11th November 2013
Simply Strad Concert Review by Caroline Gill
Caroline Gill writes…
A full house at the Royal Academy of Music in London witnessed a supernova of Strads at the London Cello Society’s 10th birthday celebrations on 3 November.
The Duke’s Hall hosted the evening, which started with a performance-lecture by Simon Morris, director of dealers J&A Beare, joined by Raphael Wallfisch. Morris was previously cellist with the Academy of St-Martin-in-the-Fields and there were some surprising duets between him and Wallfisch, including the Domenico Gabrieli canon for two cellos in G major.
The following concert programme included performances of Bach and Faure on the “Barajansky” Strad of 1690 by Julian Lloyd-Webber, exerpts from the beautiful Rachmaninov Cello Sonata in G minor by Robert Max on the 1726 “Saveuse” (a much darker sound than the others on the stage that evening), Dvorak from Christian Poltéra on the history-sodden (literally) 1711 “Mara”, Tchaikovsky and Massenet from Stéphane Tétreault with the ex-Greenhouse “Countess of Stanlein” Strad of 1707. The violist Paul Silverthorne joined Raphael Wallfisch to reuinte the Archinto viola of 1696 with the Archinto cello (made seven years previously) for Beethoven’s scarcely performed “Eyeglass” Duo, but the highlight for many in the audience was an extraordinary performance of the challenging Suite for Violincello solo of Penderecki by the young German-Japanese cellist Danjulo Ishizaka. Even a popping A-string on the great “Feuermann” of 1730 during the Aria didn’t dampen the appluase at the end of his insightful and intricate performance. The concert ended with no fewer than eight Strads on stage, playing first the Wilhelm Fitzenhagen “Ave Maria” for four cellos and then a jubilant arrangement of “Ain’t Misbehavin’”.
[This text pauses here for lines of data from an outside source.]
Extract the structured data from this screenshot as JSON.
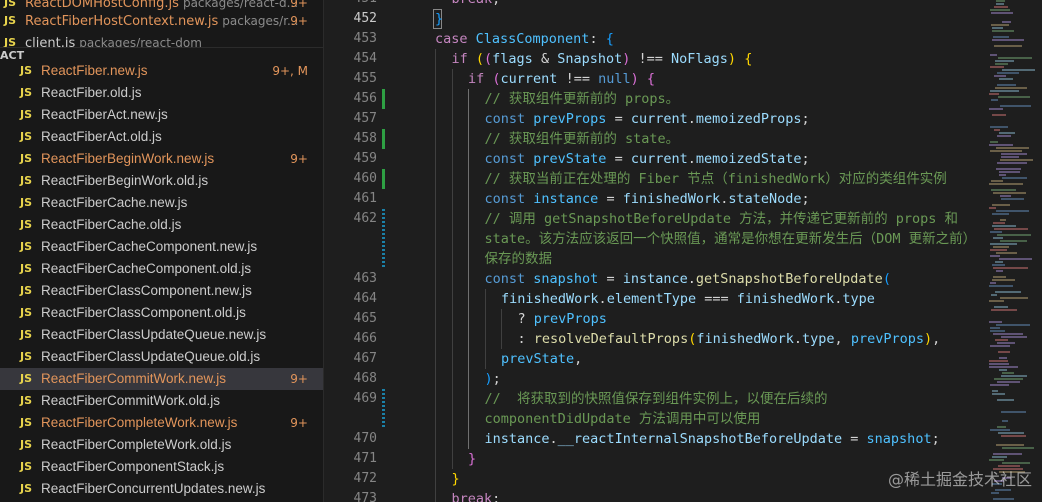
{
  "open_editors": [
    {
      "type": "JS",
      "name": "ReactDOMHostConfig.js",
      "path": "packages/react-d...",
      "badge": "9+"
    },
    {
      "type": "JS",
      "name": "ReactFiberHostContext.new.js",
      "path": "packages/r...",
      "badge": "9+"
    },
    {
      "type": "JS",
      "name": "client.js",
      "path": "packages/react-dom",
      "badge": ""
    }
  ],
  "section_title": "ACT",
  "files": [
    {
      "type": "JS",
      "name": "ReactFiber.new.js",
      "badge": "9+, M",
      "modified": true,
      "selected": false
    },
    {
      "type": "JS",
      "name": "ReactFiber.old.js",
      "badge": "",
      "modified": false,
      "selected": false
    },
    {
      "type": "JS",
      "name": "ReactFiberAct.new.js",
      "badge": "",
      "modified": false,
      "selected": false
    },
    {
      "type": "JS",
      "name": "ReactFiberAct.old.js",
      "badge": "",
      "modified": false,
      "selected": false
    },
    {
      "type": "JS",
      "name": "ReactFiberBeginWork.new.js",
      "badge": "9+",
      "modified": true,
      "selected": false
    },
    {
      "type": "JS",
      "name": "ReactFiberBeginWork.old.js",
      "badge": "",
      "modified": false,
      "selected": false
    },
    {
      "type": "JS",
      "name": "ReactFiberCache.new.js",
      "badge": "",
      "modified": false,
      "selected": false
    },
    {
      "type": "JS",
      "name": "ReactFiberCache.old.js",
      "badge": "",
      "modified": false,
      "selected": false
    },
    {
      "type": "JS",
      "name": "ReactFiberCacheComponent.new.js",
      "badge": "",
      "modified": false,
      "selected": false
    },
    {
      "type": "JS",
      "name": "ReactFiberCacheComponent.old.js",
      "badge": "",
      "modified": false,
      "selected": false
    },
    {
      "type": "JS",
      "name": "ReactFiberClassComponent.new.js",
      "badge": "",
      "modified": false,
      "selected": false
    },
    {
      "type": "JS",
      "name": "ReactFiberClassComponent.old.js",
      "badge": "",
      "modified": false,
      "selected": false
    },
    {
      "type": "JS",
      "name": "ReactFiberClassUpdateQueue.new.js",
      "badge": "",
      "modified": false,
      "selected": false
    },
    {
      "type": "JS",
      "name": "ReactFiberClassUpdateQueue.old.js",
      "badge": "",
      "modified": false,
      "selected": false
    },
    {
      "type": "JS",
      "name": "ReactFiberCommitWork.new.js",
      "badge": "9+",
      "modified": true,
      "selected": true
    },
    {
      "type": "JS",
      "name": "ReactFiberCommitWork.old.js",
      "badge": "",
      "modified": false,
      "selected": false
    },
    {
      "type": "JS",
      "name": "ReactFiberCompleteWork.new.js",
      "badge": "9+",
      "modified": true,
      "selected": false
    },
    {
      "type": "JS",
      "name": "ReactFiberCompleteWork.old.js",
      "badge": "",
      "modified": false,
      "selected": false
    },
    {
      "type": "JS",
      "name": "ReactFiberComponentStack.js",
      "badge": "",
      "modified": false,
      "selected": false
    },
    {
      "type": "JS",
      "name": "ReactFiberConcurrentUpdates.new.js",
      "badge": "",
      "modified": false,
      "selected": false
    }
  ],
  "editor": {
    "line_numbers": [
      "451",
      "452",
      "453",
      "454",
      "455",
      "456",
      "457",
      "458",
      "459",
      "460",
      "461",
      "462",
      "",
      "",
      "463",
      "464",
      "465",
      "466",
      "467",
      "468",
      "469",
      "",
      "470",
      "471",
      "472",
      "473"
    ],
    "active_line": "452",
    "code_lines": [
      {
        "indent": 1,
        "tokens": [
          {
            "t": "break",
            "c": "kw2"
          },
          {
            "t": ";",
            "c": "pn"
          }
        ]
      },
      {
        "indent": 0,
        "tokens": [
          {
            "t": "}",
            "c": "br3"
          }
        ]
      },
      {
        "indent": 0,
        "tokens": [
          {
            "t": "case ",
            "c": "kw2"
          },
          {
            "t": "ClassComponent",
            "c": "cst"
          },
          {
            "t": ": ",
            "c": "pn"
          },
          {
            "t": "{",
            "c": "br3"
          }
        ]
      },
      {
        "indent": 1,
        "tokens": [
          {
            "t": "if ",
            "c": "kw2"
          },
          {
            "t": "(",
            "c": "br1"
          },
          {
            "t": "(",
            "c": "br2"
          },
          {
            "t": "flags",
            "c": "var"
          },
          {
            "t": " & ",
            "c": "pn"
          },
          {
            "t": "Snapshot",
            "c": "var"
          },
          {
            "t": ")",
            "c": "br2"
          },
          {
            "t": " !== ",
            "c": "pn"
          },
          {
            "t": "NoFlags",
            "c": "var"
          },
          {
            "t": ")",
            "c": "br1"
          },
          {
            "t": " ",
            "c": "pn"
          },
          {
            "t": "{",
            "c": "br1"
          }
        ]
      },
      {
        "indent": 2,
        "tokens": [
          {
            "t": "if ",
            "c": "kw2"
          },
          {
            "t": "(",
            "c": "br2"
          },
          {
            "t": "current",
            "c": "var"
          },
          {
            "t": " !== ",
            "c": "pn"
          },
          {
            "t": "null",
            "c": "kw"
          },
          {
            "t": ")",
            "c": "br2"
          },
          {
            "t": " ",
            "c": "pn"
          },
          {
            "t": "{",
            "c": "br2"
          }
        ]
      },
      {
        "indent": 3,
        "tokens": [
          {
            "t": "// 获取组件更新前的 props。",
            "c": "cm"
          }
        ]
      },
      {
        "indent": 3,
        "tokens": [
          {
            "t": "const ",
            "c": "kw"
          },
          {
            "t": "prevProps",
            "c": "cst"
          },
          {
            "t": " = ",
            "c": "pn"
          },
          {
            "t": "current",
            "c": "var"
          },
          {
            "t": ".",
            "c": "pn"
          },
          {
            "t": "memoizedProps",
            "c": "var"
          },
          {
            "t": ";",
            "c": "pn"
          }
        ]
      },
      {
        "indent": 3,
        "tokens": [
          {
            "t": "// 获取组件更新前的 state。",
            "c": "cm"
          }
        ]
      },
      {
        "indent": 3,
        "tokens": [
          {
            "t": "const ",
            "c": "kw"
          },
          {
            "t": "prevState",
            "c": "cst"
          },
          {
            "t": " = ",
            "c": "pn"
          },
          {
            "t": "current",
            "c": "var"
          },
          {
            "t": ".",
            "c": "pn"
          },
          {
            "t": "memoizedState",
            "c": "var"
          },
          {
            "t": ";",
            "c": "pn"
          }
        ]
      },
      {
        "indent": 3,
        "tokens": [
          {
            "t": "// 获取当前正在处理的 Fiber 节点（finishedWork）对应的类组件实例",
            "c": "cm"
          }
        ]
      },
      {
        "indent": 3,
        "tokens": [
          {
            "t": "const ",
            "c": "kw"
          },
          {
            "t": "instance",
            "c": "cst"
          },
          {
            "t": " = ",
            "c": "pn"
          },
          {
            "t": "finishedWork",
            "c": "var"
          },
          {
            "t": ".",
            "c": "pn"
          },
          {
            "t": "stateNode",
            "c": "var"
          },
          {
            "t": ";",
            "c": "pn"
          }
        ]
      },
      {
        "indent": 3,
        "tokens": [
          {
            "t": "// 调用 getSnapshotBeforeUpdate 方法，并传递它更新前的 props 和",
            "c": "cm"
          }
        ]
      },
      {
        "indent": 3,
        "tokens": [
          {
            "t": "state。该方法应该返回一个快照值，通常是你想在更新发生后（DOM 更新之前）",
            "c": "cm"
          }
        ]
      },
      {
        "indent": 3,
        "tokens": [
          {
            "t": "保存的数据",
            "c": "cm"
          }
        ]
      },
      {
        "indent": 3,
        "tokens": [
          {
            "t": "const ",
            "c": "kw"
          },
          {
            "t": "snapshot",
            "c": "cst"
          },
          {
            "t": " = ",
            "c": "pn"
          },
          {
            "t": "instance",
            "c": "var"
          },
          {
            "t": ".",
            "c": "pn"
          },
          {
            "t": "getSnapshotBeforeUpdate",
            "c": "fn"
          },
          {
            "t": "(",
            "c": "br3"
          }
        ]
      },
      {
        "indent": 4,
        "tokens": [
          {
            "t": "finishedWork",
            "c": "var"
          },
          {
            "t": ".",
            "c": "pn"
          },
          {
            "t": "elementType",
            "c": "var"
          },
          {
            "t": " === ",
            "c": "pn"
          },
          {
            "t": "finishedWork",
            "c": "var"
          },
          {
            "t": ".",
            "c": "pn"
          },
          {
            "t": "type",
            "c": "var"
          }
        ]
      },
      {
        "indent": 5,
        "tokens": [
          {
            "t": "? ",
            "c": "pn"
          },
          {
            "t": "prevProps",
            "c": "cst"
          }
        ]
      },
      {
        "indent": 5,
        "tokens": [
          {
            "t": ": ",
            "c": "pn"
          },
          {
            "t": "resolveDefaultProps",
            "c": "fn"
          },
          {
            "t": "(",
            "c": "br1"
          },
          {
            "t": "finishedWork",
            "c": "var"
          },
          {
            "t": ".",
            "c": "pn"
          },
          {
            "t": "type",
            "c": "var"
          },
          {
            "t": ", ",
            "c": "pn"
          },
          {
            "t": "prevProps",
            "c": "cst"
          },
          {
            "t": ")",
            "c": "br1"
          },
          {
            "t": ",",
            "c": "pn"
          }
        ]
      },
      {
        "indent": 4,
        "tokens": [
          {
            "t": "prevState",
            "c": "cst"
          },
          {
            "t": ",",
            "c": "pn"
          }
        ]
      },
      {
        "indent": 3,
        "tokens": [
          {
            "t": ")",
            "c": "br3"
          },
          {
            "t": ";",
            "c": "pn"
          }
        ]
      },
      {
        "indent": 3,
        "tokens": [
          {
            "t": "//  将获取到的快照值保存到组件实例上，以便在后续的",
            "c": "cm"
          }
        ]
      },
      {
        "indent": 3,
        "tokens": [
          {
            "t": "componentDidUpdate 方法调用中可以使用",
            "c": "cm"
          }
        ]
      },
      {
        "indent": 3,
        "tokens": [
          {
            "t": "instance",
            "c": "var"
          },
          {
            "t": ".",
            "c": "pn"
          },
          {
            "t": "__reactInternalSnapshotBeforeUpdate",
            "c": "var"
          },
          {
            "t": " = ",
            "c": "pn"
          },
          {
            "t": "snapshot",
            "c": "cst"
          },
          {
            "t": ";",
            "c": "pn"
          }
        ]
      },
      {
        "indent": 2,
        "tokens": [
          {
            "t": "}",
            "c": "br2"
          }
        ]
      },
      {
        "indent": 1,
        "tokens": [
          {
            "t": "}",
            "c": "br1"
          }
        ]
      },
      {
        "indent": 1,
        "tokens": [
          {
            "t": "break",
            "c": "kw2"
          },
          {
            "t": ";",
            "c": "pn"
          }
        ]
      }
    ]
  },
  "watermark": "@稀土掘金技术社区",
  "colors": {
    "modified": "#e2955b",
    "js_icon": "#e8d44d",
    "git_added": "#2ea043",
    "git_modified": "#1b81a8"
  }
}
The centre of the evening was the presentation of a Lifetime Achievement Award to Charles Beare, the recently retired Chairman of J&A Beare. The award was presented by Steven Isserlis, who flew in specially and read out the award certificate for those who couldn’t see, adding “… and his life as a sex symbol in the music world.” In his typically modest acceptance speech (he had to be more-than-gently pressurised to agree to come up on stage to receive the award), Beare reminded everyone that Stradivari never liked to make the same cello twice. This made all the more impressive the fact that Beare, as Isserlis pointed out, can remember the fine details of every instrument he has ever seen.
Brompton’s are proud to have sponsored such a glittering and joyful evening, and hope the capacity audience enjoyed it as much as they did.
View the Concert
Watch videos of the entire Simply Strad concert by visiting our YouTube page.